** DIRECTIONS FOR THIS TASK **
The answer must reproduce the listing exactly, with every picture left out.

DATA FOR THIS TASK START

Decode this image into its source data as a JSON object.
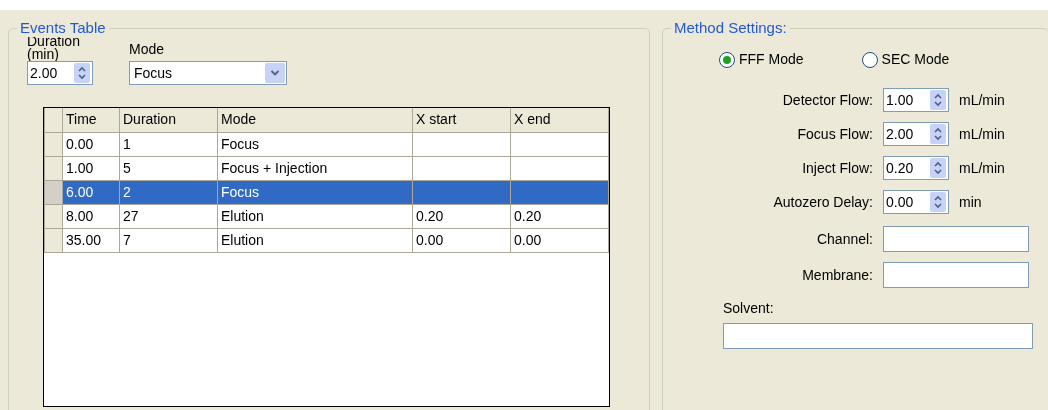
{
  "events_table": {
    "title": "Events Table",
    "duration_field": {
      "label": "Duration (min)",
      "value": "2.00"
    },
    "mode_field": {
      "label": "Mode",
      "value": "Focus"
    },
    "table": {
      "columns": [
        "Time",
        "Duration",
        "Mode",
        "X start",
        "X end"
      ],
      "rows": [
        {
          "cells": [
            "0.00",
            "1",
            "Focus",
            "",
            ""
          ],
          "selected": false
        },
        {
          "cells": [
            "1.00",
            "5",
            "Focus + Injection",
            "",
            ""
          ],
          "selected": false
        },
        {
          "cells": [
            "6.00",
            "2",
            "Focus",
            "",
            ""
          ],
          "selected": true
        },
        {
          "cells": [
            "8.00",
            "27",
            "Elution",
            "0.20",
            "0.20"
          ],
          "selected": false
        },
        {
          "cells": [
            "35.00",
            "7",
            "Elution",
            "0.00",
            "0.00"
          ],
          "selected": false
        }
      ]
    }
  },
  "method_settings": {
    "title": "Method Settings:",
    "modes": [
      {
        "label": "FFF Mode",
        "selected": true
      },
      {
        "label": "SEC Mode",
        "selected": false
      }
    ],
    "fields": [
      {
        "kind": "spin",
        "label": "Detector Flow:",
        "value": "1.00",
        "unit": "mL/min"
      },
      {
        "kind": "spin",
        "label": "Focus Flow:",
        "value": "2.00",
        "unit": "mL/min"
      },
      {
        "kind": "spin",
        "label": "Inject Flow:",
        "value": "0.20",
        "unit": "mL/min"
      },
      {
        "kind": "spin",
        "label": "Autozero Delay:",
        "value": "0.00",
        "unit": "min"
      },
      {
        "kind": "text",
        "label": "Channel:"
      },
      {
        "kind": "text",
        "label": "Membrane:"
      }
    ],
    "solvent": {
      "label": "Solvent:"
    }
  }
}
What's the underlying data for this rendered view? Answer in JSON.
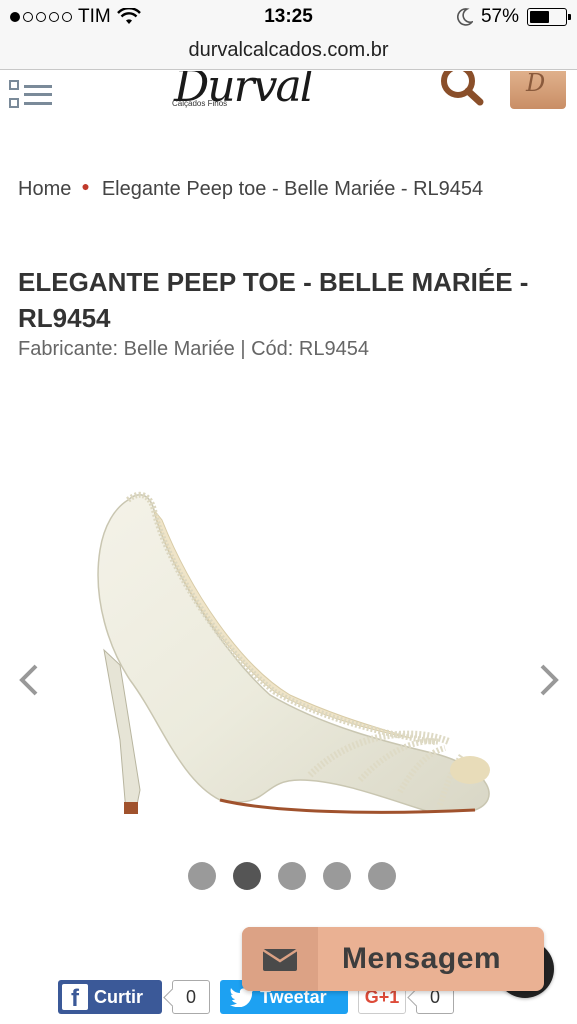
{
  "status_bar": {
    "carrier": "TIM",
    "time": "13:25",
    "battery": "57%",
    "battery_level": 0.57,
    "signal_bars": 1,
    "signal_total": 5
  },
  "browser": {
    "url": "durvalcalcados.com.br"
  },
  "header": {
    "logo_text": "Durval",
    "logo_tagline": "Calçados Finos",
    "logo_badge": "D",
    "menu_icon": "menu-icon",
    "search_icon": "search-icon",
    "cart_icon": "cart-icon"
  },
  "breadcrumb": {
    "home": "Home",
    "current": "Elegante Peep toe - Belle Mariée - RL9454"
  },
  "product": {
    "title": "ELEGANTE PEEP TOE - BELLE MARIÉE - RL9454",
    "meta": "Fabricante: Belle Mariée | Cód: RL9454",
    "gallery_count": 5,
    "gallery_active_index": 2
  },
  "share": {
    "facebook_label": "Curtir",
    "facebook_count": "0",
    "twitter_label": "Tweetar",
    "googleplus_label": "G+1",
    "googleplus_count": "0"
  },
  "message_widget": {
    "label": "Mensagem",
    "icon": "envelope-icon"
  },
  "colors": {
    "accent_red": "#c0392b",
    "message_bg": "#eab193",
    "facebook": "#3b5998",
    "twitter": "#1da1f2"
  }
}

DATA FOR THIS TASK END

** TASK SOLUTION **
Decode this image into its source data as a JSON object.
{
  "events_table": {
    "title": "Events Table",
    "duration_field": {
      "label": "Duration (min)",
      "value": "2.00"
    },
    "mode_field": {
      "label": "Mode",
      "value": "Focus"
    },
    "table": {
      "columns": [
        "Time",
        "Duration",
        "Mode",
        "X start",
        "X end"
      ],
      "rows": [
        {
          "cells": [
            "0.00",
            "1",
            "Focus",
            "",
            ""
          ],
          "selected": false
        },
        {
          "cells": [
            "1.00",
            "5",
            "Focus + Injection",
            "",
            ""
          ],
          "selected": false
        },
        {
          "cells": [
            "6.00",
            "2",
            "Focus",
            "",
            ""
          ],
          "selected": true
        },
        {
          "cells": [
            "8.00",
            "27",
            "Elution",
            "0.20",
            "0.20"
          ],
          "selected": false
        },
        {
          "cells": [
            "35.00",
            "7",
            "Elution",
            "0.00",
            "0.00"
          ],
          "selected": false
        }
      ]
    }
  },
  "method_settings": {
    "title": "Method Settings:",
    "modes": [
      {
        "label": "FFF Mode",
        "selected": true
      },
      {
        "label": "SEC Mode",
        "selected": false
      }
    ],
    "fields": [
      {
        "kind": "spin",
        "label": "Detector Flow:",
        "value": "1.00",
        "unit": "mL/min"
      },
      {
        "kind": "spin",
        "label": "Focus Flow:",
        "value": "2.00",
        "unit": "mL/min"
      },
      {
        "kind": "spin",
        "label": "Inject Flow:",
        "value": "0.20",
        "unit": "mL/min"
      },
      {
        "kind": "spin",
        "label": "Autozero Delay:",
        "value": "0.00",
        "unit": "min"
      },
      {
        "kind": "text",
        "label": "Channel:"
      },
      {
        "kind": "text",
        "label": "Membrane:"
      }
    ],
    "solvent": {
      "label": "Solvent:"
    }
  }
}
What's the underlying data for this rendered view? Answer in JSON.
{
  "status_bar": {
    "carrier": "TIM",
    "time": "13:25",
    "battery": "57%",
    "battery_level": 0.57,
    "signal_bars": 1,
    "signal_total": 5
  },
  "browser": {
    "url": "durvalcalcados.com.br"
  },
  "header": {
    "logo_text": "Durval",
    "logo_tagline": "Calçados Finos",
    "logo_badge": "D",
    "menu_icon": "menu-icon",
    "search_icon": "search-icon",
    "cart_icon": "cart-icon"
  },
  "breadcrumb": {
    "home": "Home",
    "current": "Elegante Peep toe - Belle Mariée - RL9454"
  },
  "product": {
    "title": "ELEGANTE PEEP TOE - BELLE MARIÉE - RL9454",
    "meta": "Fabricante: Belle Mariée | Cód: RL9454",
    "gallery_count": 5,
    "gallery_active_index": 2
  },
  "share": {
    "facebook_label": "Curtir",
    "facebook_count": "0",
    "twitter_label": "Tweetar",
    "googleplus_label": "G+1",
    "googleplus_count": "0"
  },
  "message_widget": {
    "label": "Mensagem",
    "icon": "envelope-icon"
  },
  "colors": {
    "accent_red": "#c0392b",
    "message_bg": "#eab193",
    "facebook": "#3b5998",
    "twitter": "#1da1f2"
  }
}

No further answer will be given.